Research Professor of the History of Science
Everett Mendelsohn has been on the faculty of the Department of the History of Science since 1960. He has worked extensively on the history of the life sciences as well as on aspects of the social and sociological history of science and the relations of science and modern societies. Prior to retirement, he taught a large undergraduate course as part of Harvard's Core Curriculum, which focuses on science and society in the twentieth century; also he is the former Master of Dudley House, the graduate student center.
He is the founder and former editor of the Journal of the History of Biology and a founder of the yearbook Sociology of the Sciences. He serves(d) on the editorial boards of the Journal of Medicine and Philosophy, Social Science and Medicine, Social Epistemology, Social Studies of Science, and Fundamenta Scientiae, among others.
He is past president of the International Council for Science Policy Studies and has been deeply involved in the relations between science and modern war as a founder of the American Association for the Advancement of Science's Committee on Science, Arms Control, and National Security, and the American Academy of Arts and Science's Committee on International Security Studies. He was a founder and first president of the Cambridge based Institute for Peace and International Security. He was awarded the Gregor Mendel Medal of the reorganized Czechoslovak Academy of Science in 1991. During 1994 he held the Olof Palme Professorship in Sweden. He received recognition for his teaching when awarded the Phi Beta Kappa Teaching Prize in 1996.

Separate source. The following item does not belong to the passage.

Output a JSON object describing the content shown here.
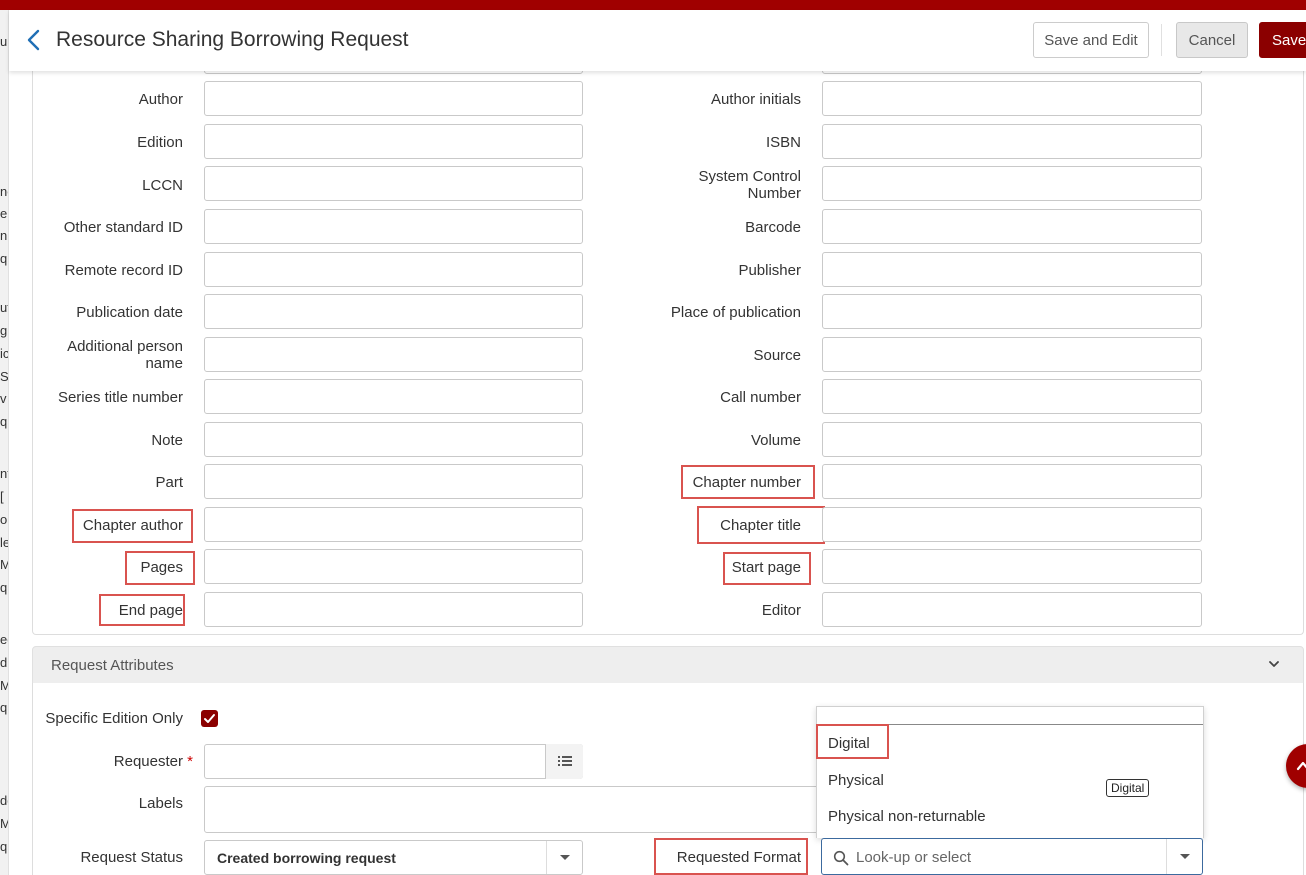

Among recent publications are the jointly edited volumes, The Practices of Human Genetics (1999); Biology as Society, Society as Biology: Metaphors (1994); Technology, Pessimism and Postmodernism (1993);Science, Technology, and the Military (1988). He has also written recent articles including: "Thinking Like a Mountain: The Epistemological Puzzle of Environmentalism;" "The Politics of Pessimism: Science and Technology Circa 1968;" "Prophet of Our Discontent, Lewis Mumford Confronts the Bomb;" "The Social Locus of Scientific Instruments;" "Religious Fundamentalism and the Sciences;" and "Grasping the Elusive Peace in the Middle East."